Utah House Democrats plan to roll out education policies in 2017

SALT LAKE CITY – Some Democratic lawmakers are already eyeing 2017’s legislative session. On the top of their to-do list is creating education bills aimed at supporting teachers.

House Democrats surveyed nearly 1,500 teachers in Utah to find out what challenges they face in the classroom so lawmakers can come up with some real solutions.

Some of the frustrations Utah teachers shared with lawmakers were a lack of support in the classroom and respect for their profession.

As a result, Utah is facing a major teacher shortage, along with the rest of the country. According to Learning Policy Institute, between 19% and 30% of new teachers leave the profession within five years.

“Students in Utah today and across the United States are voting with their diplomas," said Rep. Joel Briscoe, D-Salt Lake City. "They are not going into public education as a profession."

Rep. Briscoe and other House Democrats plan to craft a number of policies this upcoming legislative session to retain, recruit, and support teachers. Increasing teacher’s pay is their top priority.

“It’s shameful to be a teacher and have a couple of kids when you’re young, qualify for food stamps, shouldn’t happen,” Briscoe said.

They’ll also introduce bills that will help teachers qualify for affordable housing loans, and get student loan forgiveness. Lawmakers want to loosen teaching license requirements for people who have taught out of state.

Teachers expressed concerns about a new route to obtaining a teacher’s license.
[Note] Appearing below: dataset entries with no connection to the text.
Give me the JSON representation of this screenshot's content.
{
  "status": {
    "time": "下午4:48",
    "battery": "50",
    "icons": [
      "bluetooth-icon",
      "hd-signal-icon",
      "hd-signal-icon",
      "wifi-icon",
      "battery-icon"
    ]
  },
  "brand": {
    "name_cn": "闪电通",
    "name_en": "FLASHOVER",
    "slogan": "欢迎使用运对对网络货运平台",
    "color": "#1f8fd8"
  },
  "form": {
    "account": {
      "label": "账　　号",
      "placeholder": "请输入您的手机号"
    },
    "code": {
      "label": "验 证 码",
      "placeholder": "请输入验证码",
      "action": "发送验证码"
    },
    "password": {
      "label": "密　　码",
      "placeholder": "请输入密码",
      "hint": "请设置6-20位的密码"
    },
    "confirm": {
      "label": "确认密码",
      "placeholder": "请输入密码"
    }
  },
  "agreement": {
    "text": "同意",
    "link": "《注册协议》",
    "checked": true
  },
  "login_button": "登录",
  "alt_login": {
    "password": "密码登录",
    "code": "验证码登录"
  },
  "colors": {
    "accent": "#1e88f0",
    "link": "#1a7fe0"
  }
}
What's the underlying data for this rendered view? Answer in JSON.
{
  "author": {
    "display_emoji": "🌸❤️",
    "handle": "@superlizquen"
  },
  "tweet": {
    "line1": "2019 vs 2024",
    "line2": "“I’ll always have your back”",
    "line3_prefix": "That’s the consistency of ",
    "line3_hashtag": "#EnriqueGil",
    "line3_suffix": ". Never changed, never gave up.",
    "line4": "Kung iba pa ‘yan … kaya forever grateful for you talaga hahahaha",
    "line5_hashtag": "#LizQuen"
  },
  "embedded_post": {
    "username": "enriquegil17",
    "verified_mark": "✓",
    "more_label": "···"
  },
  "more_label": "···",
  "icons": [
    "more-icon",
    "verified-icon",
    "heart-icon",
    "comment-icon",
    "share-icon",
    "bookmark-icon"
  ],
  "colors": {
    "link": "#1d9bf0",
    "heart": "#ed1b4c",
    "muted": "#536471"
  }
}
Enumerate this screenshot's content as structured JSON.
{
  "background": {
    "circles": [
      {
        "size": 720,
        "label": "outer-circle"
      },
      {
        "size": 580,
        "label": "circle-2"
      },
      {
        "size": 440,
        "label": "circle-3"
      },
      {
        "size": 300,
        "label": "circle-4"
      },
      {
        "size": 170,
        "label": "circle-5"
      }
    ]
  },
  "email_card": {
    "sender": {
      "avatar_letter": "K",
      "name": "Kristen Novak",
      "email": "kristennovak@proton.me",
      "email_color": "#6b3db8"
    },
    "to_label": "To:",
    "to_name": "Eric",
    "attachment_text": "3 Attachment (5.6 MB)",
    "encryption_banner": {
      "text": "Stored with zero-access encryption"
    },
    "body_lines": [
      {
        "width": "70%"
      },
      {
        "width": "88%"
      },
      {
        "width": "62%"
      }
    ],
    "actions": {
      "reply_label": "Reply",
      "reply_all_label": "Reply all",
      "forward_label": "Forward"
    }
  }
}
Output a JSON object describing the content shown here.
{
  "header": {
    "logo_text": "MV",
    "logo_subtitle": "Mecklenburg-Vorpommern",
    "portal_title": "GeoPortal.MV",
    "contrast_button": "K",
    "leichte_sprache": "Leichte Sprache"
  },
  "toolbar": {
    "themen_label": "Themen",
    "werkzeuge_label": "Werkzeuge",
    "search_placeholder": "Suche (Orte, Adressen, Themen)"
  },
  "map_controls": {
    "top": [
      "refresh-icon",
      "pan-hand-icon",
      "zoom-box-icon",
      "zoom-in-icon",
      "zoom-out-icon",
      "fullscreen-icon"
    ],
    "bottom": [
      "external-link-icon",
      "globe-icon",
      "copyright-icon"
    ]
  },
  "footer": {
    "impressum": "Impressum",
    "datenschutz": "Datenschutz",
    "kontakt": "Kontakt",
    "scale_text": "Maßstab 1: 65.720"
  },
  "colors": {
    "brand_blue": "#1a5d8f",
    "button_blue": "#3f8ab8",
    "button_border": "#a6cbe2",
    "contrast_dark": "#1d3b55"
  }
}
Under the Academic Pathway Training policy, college graduates must pass a proficiency test in their expertise and work with a mentor for three years. It’s an effort to fill growing classroom shortages.

“We are in a teacher shortage. This isn’t taking jobs away from anybody else. It’s just allowing districts to tap into another new pool of talent and ability,” said Christine Cook, Sutherland Institute Education Policy Analyst.

Lawmakers admit they have ambitious goals, and while they don’t have a price tag attached to their proposals just yet, Rep. Briscoe says a child’s education is worth the expense and debate.